Half of Cordiant’s assets were still in cash at the end of September, but the cash was committed to a new investment awaiting regulatory approval.

The fund generated a return of 10% in its first financial year to 31 March, ahead of its 9% target, and its net asset value is now nearly 105p. The dividend yield of 3.4% is below average for the sector, but is targeted to increase to 4.5% for this year. The shares are priced at just seven times historic earnings.

Cordiant says its focus is data centres, towers for mobile telecommunications and broadcast, distributed sensor networks, and fibre-optic networks. It has (prospectively) just three assets, two of which – accounting for 90% of total value – are in Central Europe.

Cordiant operates a nationwide network of mobile phone and data transmission towers in the Czech Republic, six data centres, the national broadcast network, 3,700km of fibre optic cables and a national sensor network for major utilities.

In short, this is an essential and monopolistic utility with good growth prospects.

There is also a pending deal to buy Emitel, which provides a similar service to TV and radio broadcasters in Poland.

The much smaller Hudson Interxchange, bought for $74m but with similar capital expenditure planned, operates a technical centre in New York that allows networks to connect and balances traffic loads.

Income and growth potential

Meanwhile, D9 invests in critical digital infrastructure assets that facilitate global data transfer and help meet the need for faster, more reliable and more accessible internet connectivity across the globe. As investment trusts go, it’s global growth potenial is highly attractive.

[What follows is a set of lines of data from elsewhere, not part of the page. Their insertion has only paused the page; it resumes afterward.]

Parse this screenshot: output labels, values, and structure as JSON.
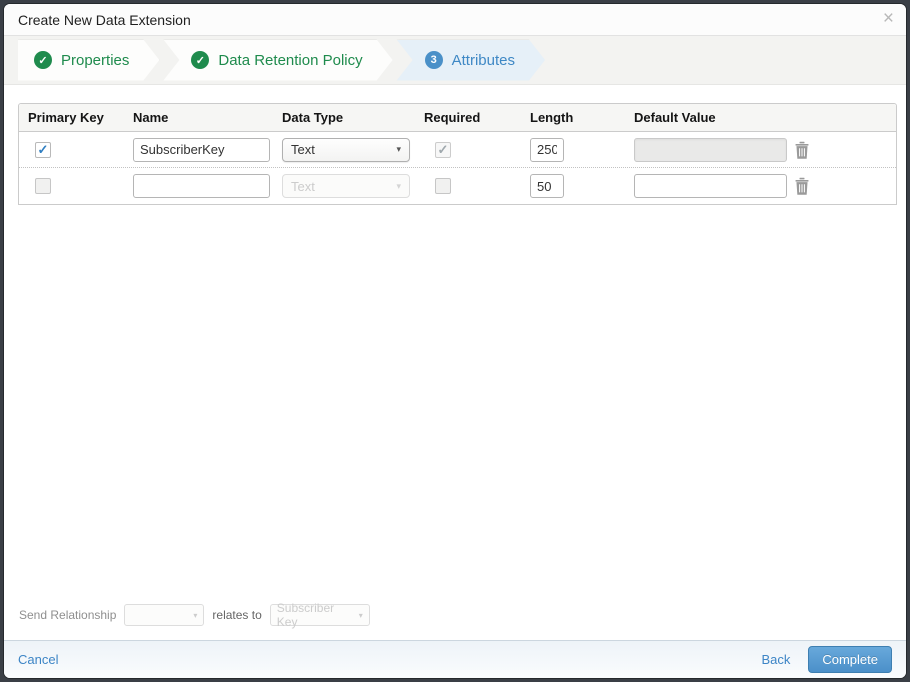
{
  "modal": {
    "title": "Create New Data Extension",
    "close_glyph": "×"
  },
  "wizard": {
    "steps": [
      {
        "label": "Properties",
        "status": "complete",
        "glyph": "✓"
      },
      {
        "label": "Data Retention Policy",
        "status": "complete",
        "glyph": "✓"
      },
      {
        "label": "Attributes",
        "status": "active",
        "glyph": "3"
      }
    ]
  },
  "attributes_table": {
    "columns": {
      "primary_key": "Primary Key",
      "name": "Name",
      "data_type": "Data Type",
      "required": "Required",
      "length": "Length",
      "default_value": "Default Value"
    },
    "rows": [
      {
        "primary_key_checked": true,
        "name": "SubscriberKey",
        "data_type": "Text",
        "data_type_disabled": false,
        "required_checked": true,
        "required_disabled": true,
        "length": "250",
        "default_value": "",
        "default_disabled": true
      },
      {
        "primary_key_checked": false,
        "name": "",
        "data_type": "Text",
        "data_type_disabled": true,
        "required_checked": false,
        "required_disabled": false,
        "length": "50",
        "default_value": "",
        "default_disabled": false
      }
    ]
  },
  "icons": {
    "check": "✓",
    "select_arrow": "▾"
  },
  "send_relationship": {
    "label": "Send Relationship",
    "field_value": "",
    "relates_to": "relates to",
    "target_value": "Subscriber Key"
  },
  "footer": {
    "cancel": "Cancel",
    "back": "Back",
    "complete": "Complete"
  },
  "colors": {
    "step_complete_green": "#1f8b4d",
    "step_active_blue": "#4a90c8",
    "link_blue": "#3d85c6",
    "complete_button": "#4b90c9"
  }
}
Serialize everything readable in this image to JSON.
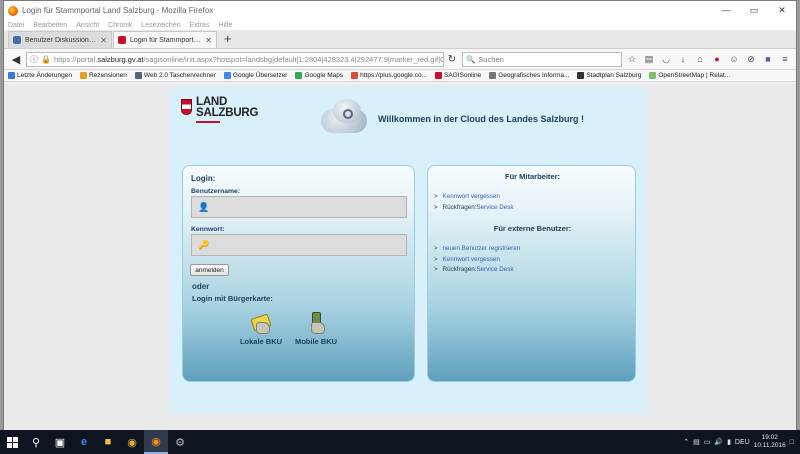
{
  "window": {
    "title": "Login für Stammportal Land Salzburg - Mozilla Firefox",
    "controls": [
      "—",
      "▭",
      "✕"
    ]
  },
  "menu": [
    "Datei",
    "Bearbeiten",
    "Ansicht",
    "Chronik",
    "Lesezeichen",
    "Extras",
    "Hilfe"
  ],
  "tabs": [
    {
      "label": "Benutzer Diskussion:Asterix...",
      "icon_color": "#4a6fa5",
      "active": false
    },
    {
      "label": "Login für Stammportal Land S...",
      "icon_color": "#c8102e",
      "active": true
    }
  ],
  "nav": {
    "url_prefix": "https://portal.",
    "url_domain": "salzburg.gv.at",
    "url_rest": "/sagisonline/init.aspx?hotspot=landsbg|default|1:2804|428323.4|292477.9|marker_red.gif|Oberdosserw",
    "search_placeholder": "Suchen"
  },
  "bookmarks": [
    {
      "label": "Letzte Änderungen",
      "color": "#3b7bd8"
    },
    {
      "label": "Rezensionen",
      "color": "#e0a020"
    },
    {
      "label": "Web 2.0 Taschenrechner",
      "color": "#556677"
    },
    {
      "label": "Google Übersetzer",
      "color": "#4285f4"
    },
    {
      "label": "Google Maps",
      "color": "#34a853"
    },
    {
      "label": "https://plus.google.co...",
      "color": "#dd4b39"
    },
    {
      "label": "SAGISonline",
      "color": "#c8102e"
    },
    {
      "label": "Geografisches Informa...",
      "color": "#777777"
    },
    {
      "label": "Stadtplan Salzburg",
      "color": "#333333"
    },
    {
      "label": "OpenStreetMap | Relat...",
      "color": "#7ebc6f"
    }
  ],
  "portal": {
    "logo_line1": "LAND",
    "logo_line2": "SALZBURG",
    "welcome": "Willkommen in der Cloud des Landes Salzburg !",
    "login": {
      "title": "Login:",
      "username_label": "Benutzername:",
      "password_label": "Kennwort:",
      "submit": "anmelden",
      "oder": "oder",
      "buergerkarte": "Login mit Bürgerkarte:",
      "bku_local": "Lokale BKU",
      "bku_mobile": "Mobile BKU"
    },
    "staff": {
      "title": "Für Mitarbeiter:",
      "links": [
        {
          "prefix": "",
          "link": "Kennwort vergessen"
        },
        {
          "prefix": "Rückfragen:",
          "link": "Service Desk"
        }
      ]
    },
    "external": {
      "title": "Für externe Benutzer:",
      "links": [
        {
          "prefix": "",
          "link": "neuen Benutzer registrieren"
        },
        {
          "prefix": "",
          "link": "Kennwort vergessen"
        },
        {
          "prefix": "Rückfragen:",
          "link": "Service Desk"
        }
      ]
    }
  },
  "taskbar": {
    "language": "DEU",
    "time": "19:02",
    "date": "10.11.2016"
  }
}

D9 has delivered annualised returns of 10.7% since flotation and paid out 6p of dividends, resulting in a yield of over 6%. Recent acquisitions for the investment trust will result in the dividend being almost twice covered by cash-flow.

The focus is on “long-term, contracted income with elements of inflation protection”, says Andre Karihaloo, D9’s investment director. The average contract length is 7.7 years.

The portfolio at 30 June was valued at £852m, a 10.6% uplift in six months. While the 3.2% risk-free rate used for valuations looks too low, the risk premium of 10.5% looks very high, but Karihaloo expects this to decline over time. That means the portfolio valuation relative to cash flow “is well below that of listed peers and comparable transactions”, he says. “We have acquired businesses on very value-accretive multiples of cash flow.”

More than half the portfolio of the investment trust is UK-based.

Aqua Comms is a leading provider of global subsea fibre services accounting for 25% of assets, while Verne Global, an Icelandic data centre, accounts for 33%. The most recent acquisition was a 52% stake in telecoms firm Arqiva for £300m. Though it has a significant amount of long-term debt, Karihaloo is “very excited” about the business.

“It is very cash generative, has low capital expenditure requirements and long-term contracts.” The growth potential, accounting for a £4bn order book, is in machine-to-machine data transmission – eg, between utility companies and 12 million smart meters.

Both investment trusts have extensive pipelines of future acquisitions but these will be on the back-burner as long as their shares trade on a discount.

While Cordiant is the cheaper of the two, Digital 9 appears to have a more coherent portfolio and so better prospects.

Max King
Investment Writer

Max has an Economics degree from the University of Cambridge and is a chartered accountant. He worked at Investec Asset Management for 12 years, managing multi-asset funds investing in internally and externally managed funds, including investment trusts. This included a fund of investment trusts which grew to £120m+. Max has managed ten investment trusts (winning many awards) and sat on the boards of three trusts – two directorships are still active.

After 39 years in financial services, including 30 as a professional fund manager, Max took semi-retirement in 2017. Max has been a MoneyWeek columnist since 2016 writing about investment funds and more generally on markets online, plus occasional opinion pieces. He also writes for the Investment Trust Handbook each year and has contributed to The Daily Telegraph and other publications. See here for details of current investments held by Max.